Clarks Gap

Opening and Closing

1890 (see history) - 1935/36.

Physical and Map Location



April 1930.   Patrons living near Clark's Gap school pledged to send children to the 1930/31 session, provided they have a satisfactory school.  SOurce 2.5B Clark's Gap.



  • 1886/87: John W. Lacock was teacher. (given date, this would indicate that the oral tradition of 1890 for construction is in error).
  • 1906: a Union non-denominational Sunday School was run at the Clark's Gap school, but this service ended b y 1920.
  • 1914. The Clark's Gap Literary Society was started.
  • 1917, Dec 12. Emerick visited. (Emerick Journal, pg. 28)
  • When school was closed in 1935/36, students were hauled to Hamilton.
  • In 1920/21, student could not obtain text books at contract prices.


  • Joshua Fletcher of Bluemont was the first instructor, according to Eugene Scheel.
  • 1886/87: John W. Lacock (given date, this would indicate that the oral tradition of 1890 for construction is in error).
  • 1887/90: Alice Beans
  • 1918/1920: Edna McPherson Carr.
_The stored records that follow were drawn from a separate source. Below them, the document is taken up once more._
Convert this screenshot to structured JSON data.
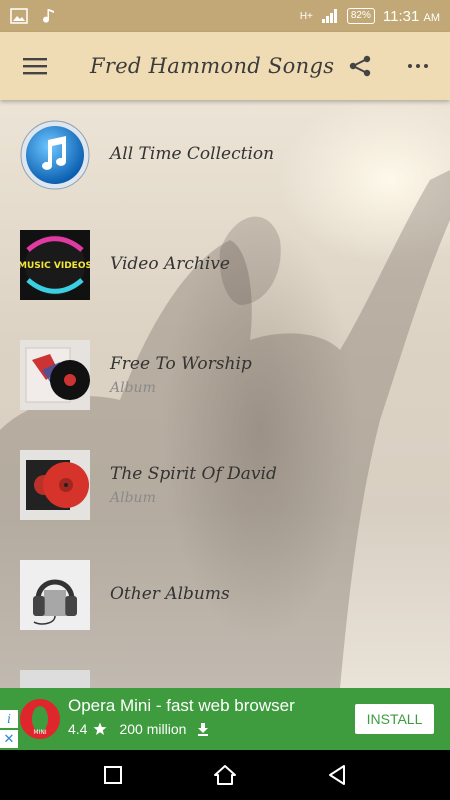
{
  "status_bar": {
    "network": "H+",
    "battery": "82%",
    "time": "11:31",
    "ampm": "AM"
  },
  "app_bar": {
    "title": "Fred Hammond Songs",
    "icons": [
      "menu-icon",
      "share-icon",
      "more-vert-icon"
    ]
  },
  "list": {
    "items": [
      {
        "title": "All Time Collection",
        "subtitle": "",
        "icon": "music-note-icon"
      },
      {
        "title": "Video Archive",
        "subtitle": "",
        "icon": "music-videos-icon",
        "thumb_text": "MUSIC VIDEOS"
      },
      {
        "title": "Free To Worship",
        "subtitle": "Album",
        "icon": "vinyl-record-icon"
      },
      {
        "title": "The Spirit Of David",
        "subtitle": "Album",
        "icon": "red-vinyl-icon"
      },
      {
        "title": "Other Albums",
        "subtitle": "",
        "icon": "headphones-icon"
      }
    ]
  },
  "ad": {
    "title": "Opera Mini - fast web browser",
    "rating": "4.4",
    "downloads": "200 million",
    "install_label": "INSTALL",
    "icons": [
      "info-icon",
      "close-icon",
      "opera-logo-icon",
      "star-icon",
      "download-icon"
    ],
    "colors": {
      "background": "#3e9b3e",
      "logo": "#e0262d"
    }
  },
  "nav": {
    "icons": [
      "recents-square-icon",
      "home-triangle-icon",
      "back-triangle-icon"
    ]
  },
  "colors": {
    "status_bar": "#c2a876",
    "app_bar": "#efdcb4",
    "ad": "#3e9b3e"
  }
}
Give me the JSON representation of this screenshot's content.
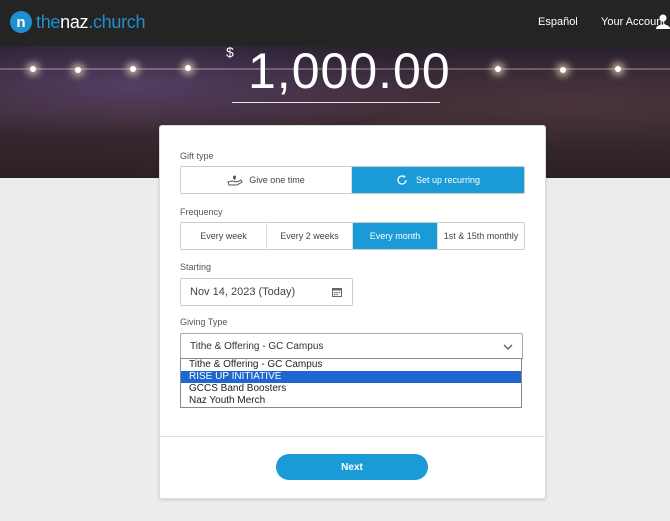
{
  "header": {
    "logo_letter": "n",
    "logo_prefix": "the",
    "logo_mid": "naz",
    "logo_suffix": ".church",
    "language_link": "Español",
    "account_link": "Your Account",
    "account_icon": "user-icon"
  },
  "gift": {
    "currency_symbol": "$",
    "amount": "1,000.00"
  },
  "form": {
    "gift_type_label": "Gift type",
    "gift_type_options": [
      {
        "label": "Give one time",
        "icon": "hand-heart-icon",
        "selected": false
      },
      {
        "label": "Set up recurring",
        "icon": "refresh-icon",
        "selected": true
      }
    ],
    "frequency_label": "Frequency",
    "frequency_options": [
      {
        "label": "Every week",
        "selected": false
      },
      {
        "label": "Every 2 weeks",
        "selected": false
      },
      {
        "label": "Every month",
        "selected": true
      },
      {
        "label": "1st & 15th monthly",
        "selected": false
      }
    ],
    "starting_label": "Starting",
    "starting_value": "Nov 14, 2023 (Today)",
    "giving_type_label": "Giving Type",
    "giving_type_value": "Tithe & Offering - GC Campus",
    "giving_type_options": [
      {
        "label": "Tithe & Offering - GC Campus",
        "highlighted": false
      },
      {
        "label": "RISE UP INITIATIVE",
        "highlighted": true
      },
      {
        "label": "GCCS Band Boosters",
        "highlighted": false
      },
      {
        "label": "Naz Youth Merch",
        "highlighted": false
      }
    ],
    "next_label": "Next"
  },
  "colors": {
    "accent": "#1a9ad6",
    "highlight": "#1e66d0",
    "topbar": "#242424"
  }
}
Carr is an interesting character. She lived in Leesburg and was born 30 July 1895.  When working at Clark’s Gap, she only had a high school degree, plus “one summer school.” She worked again for LCPS, but not until 1956/57, then at Sterling. According to the Teacher’s Record, in 1956 she only had 4 years and 4 months of experience. In 1919/20, she was also accredited with 4 years’ experience. See also study of 3.1.2 Journal of Oscar Emerick. Examination of pg. 1 of the journal.
  • 1920/22: Retie Cooksey. (born 1902) Age 19 in 1920/21. Had one year of schooling experience. Graduated from Leesburg High School. Had no college or normal school training, however, that changed in 1921/22 as she was listed as having attended the University of Virginia. Entire career was at Clark's Gap. Eugene Scheel's history show the school closed in 1922 only to open a few years later, but this is oral tradition. Official records show it operating.
  • 1922/23: Miss M.C. Compher. Age 23.  Had graduated from state normal at Fredericksburg. Teacher operated on a professional certificate.
  • 1923/24: Miss Janet D. Tavenner. Age 20.  Had attended Harrisonburg State Normal.
  • 1930/31.  Miss Lula Porterfield, who also instructed at Cool Spring. See Loudoun Times Mirror, 7 Aug 1930, pg. 1.
  • 1935/36. The last teachers were Willie Mae Fling (Clarence Ashby Fling's wife) and Irene Ashby.

Insurance and Physical Description

  • Built in 1890 as a 1 one room frame school for the cost of $500. Walls were made of weather board. 1886 Register described school as square, with no grounds attached. 1887 register described school as owned b y School District.
  • In 1920/21, heated by wood. State of repair was good. Toilet was sanitary in very good condition. the following year, was considered unsanitary but in very good condition. In 1922/23, toilets were listed as fair.
  • No flag on the front of the school.
  • Property was not enclosed.